Figure 3. Surface winds in the tropical Pacific at 11 am EDT Saturday July 11, 2015, revealed the presence of five tropical cyclones, one ex-tropical storm (Ela near Hawaii), and one tropical depression about to form (97E.) Image credit: earth.nullschool.net.

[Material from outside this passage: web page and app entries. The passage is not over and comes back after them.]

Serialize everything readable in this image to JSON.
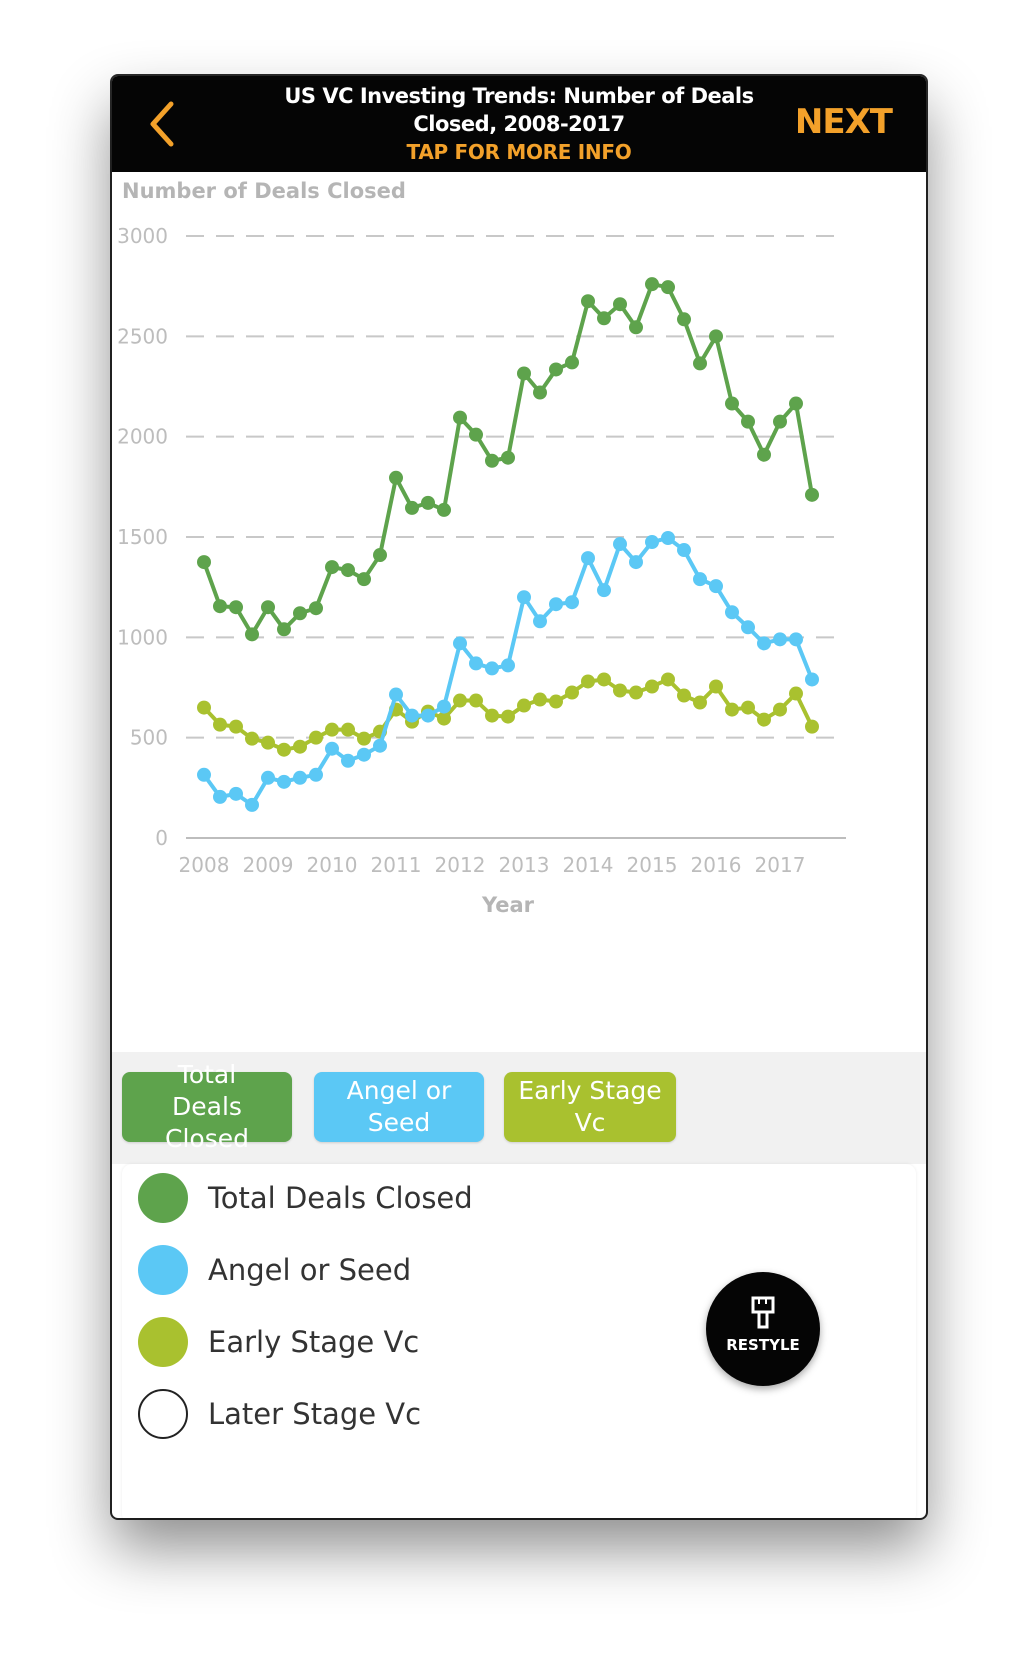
{
  "header": {
    "title_line1": "US VC Investing Trends: Number of Deals",
    "title_line2": "Closed, 2008-2017",
    "tap_info": "TAP FOR MORE INFO",
    "next_label": "NEXT"
  },
  "colors": {
    "accent": "#f3a12a",
    "total": "#5ea34c",
    "angel": "#5bc8f5",
    "early": "#a9c12f",
    "grid": "#c8c8c8",
    "axis_text": "#bdbdbd"
  },
  "chart_data": {
    "type": "line",
    "ylabel": "Number of Deals Closed",
    "xlabel": "Year",
    "ylim": [
      0,
      3000
    ],
    "yticks": [
      0,
      500,
      1000,
      1500,
      2000,
      2500,
      3000
    ],
    "xlim": [
      2008,
      2018
    ],
    "xticks": [
      "2008",
      "2009",
      "2010",
      "2011",
      "2012",
      "2013",
      "2014",
      "2015",
      "2016",
      "2017"
    ],
    "grid": "horizontal dashed",
    "x": [
      2008.0,
      2008.25,
      2008.5,
      2008.75,
      2009.0,
      2009.25,
      2009.5,
      2009.75,
      2010.0,
      2010.25,
      2010.5,
      2010.75,
      2011.0,
      2011.25,
      2011.5,
      2011.75,
      2012.0,
      2012.25,
      2012.5,
      2012.75,
      2013.0,
      2013.25,
      2013.5,
      2013.75,
      2014.0,
      2014.25,
      2014.5,
      2014.75,
      2015.0,
      2015.25,
      2015.5,
      2015.75,
      2016.0,
      2016.25,
      2016.5,
      2016.75,
      2017.0,
      2017.25,
      2017.5
    ],
    "series": [
      {
        "name": "Total Deals Closed",
        "color": "#5ea34c",
        "values": [
          1375,
          1155,
          1150,
          1015,
          1150,
          1040,
          1120,
          1145,
          1350,
          1335,
          1290,
          1410,
          1795,
          1645,
          1670,
          1635,
          2095,
          2010,
          1880,
          1895,
          2315,
          2220,
          2335,
          2370,
          2675,
          2590,
          2660,
          2545,
          2760,
          2745,
          2585,
          2365,
          2500,
          2165,
          2075,
          1910,
          2075,
          2165,
          1710
        ]
      },
      {
        "name": "Angel or Seed",
        "color": "#5bc8f5",
        "values": [
          315,
          205,
          220,
          165,
          300,
          280,
          300,
          315,
          445,
          385,
          415,
          460,
          715,
          610,
          610,
          655,
          970,
          870,
          845,
          860,
          1200,
          1080,
          1165,
          1175,
          1395,
          1235,
          1465,
          1375,
          1475,
          1495,
          1435,
          1290,
          1255,
          1125,
          1050,
          970,
          990,
          990,
          790
        ]
      },
      {
        "name": "Early Stage Vc",
        "color": "#a9c12f",
        "values": [
          650,
          565,
          555,
          495,
          475,
          440,
          455,
          500,
          540,
          540,
          495,
          530,
          640,
          580,
          630,
          595,
          685,
          685,
          610,
          605,
          660,
          690,
          680,
          725,
          780,
          790,
          735,
          725,
          755,
          790,
          710,
          675,
          755,
          640,
          650,
          590,
          640,
          720,
          555
        ]
      },
      {
        "name": "Later Stage Vc",
        "color": "#ffffff",
        "values": []
      }
    ]
  },
  "series_buttons": [
    {
      "label": "Total Deals Closed",
      "color": "#5ea34c"
    },
    {
      "label": "Angel or Seed",
      "color": "#5bc8f5"
    },
    {
      "label": "Early Stage Vc",
      "color": "#a9c12f"
    }
  ],
  "legend": [
    {
      "label": "Total Deals Closed",
      "color": "#5ea34c"
    },
    {
      "label": "Angel or Seed",
      "color": "#5bc8f5"
    },
    {
      "label": "Early Stage Vc",
      "color": "#a9c12f"
    },
    {
      "label": "Later Stage Vc",
      "color": "#ffffff"
    }
  ],
  "restyle": {
    "label": "RESTYLE",
    "icon": "paintbrush-icon"
  }
}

Hyperactive Pacific; Quiet Atlantic
The exceptionally warm surface waters in the tropical Pacific, in combination with the activity of a strong phase of the Madden Julian Oscillation (MJO), has led to the formation of a remarkable simultaneous five tropical cyclones (tropical cyclones is a catch-all phrase to describe all tropical depressions, tropical storms, and hurricanes/typhoons.) On Saturday morning, the most dangerous of these appeared to be Category 2 Typhoon Nangka, which is expected to move northwards and affect Japan by Friday. The other storms besides Chan-hom (none of which are likely to affect any land areas through Wednesday): Tropical Depression 5-E, which formed 265 miles south of Acapulco, Mexico on Saturday morning, and is expected to move the west-northwest, parallel to the coast; Tropical Storm Halola, located in a remote portion of the Pacific about 555 mi Southwest of Johnston Island; and Tropical Depression Two-C, located about 515 miles south of Honolulu, Hawaii, and headed northwest, away from Hawaii. Another tropical disturbance (Invest 97E), located about 1200 miles southwest of the southern tip of Baja California, was close to tropical depression status, and will likely be a tropical depression on Sunday. 97E will head westwards towards Hawaii, but is not likely to survive the long trek there.

The Atlantic remains quiet, and is dominated by high wind shear and stable dry air. None of our reliable genesis models are showing tropical storm formation in the Atlantic over the next five days, though an area of low pressure expected to form off the coast of North Carolina on Sunday will bear watching for development as it heads northeastwards out to sea early in the week.

There will be a new post by Monday morning at the latest.

Jeff Masters


The views of the author are his/her own and do not necessarily represent the position of The Weather Company or its parent, IBM.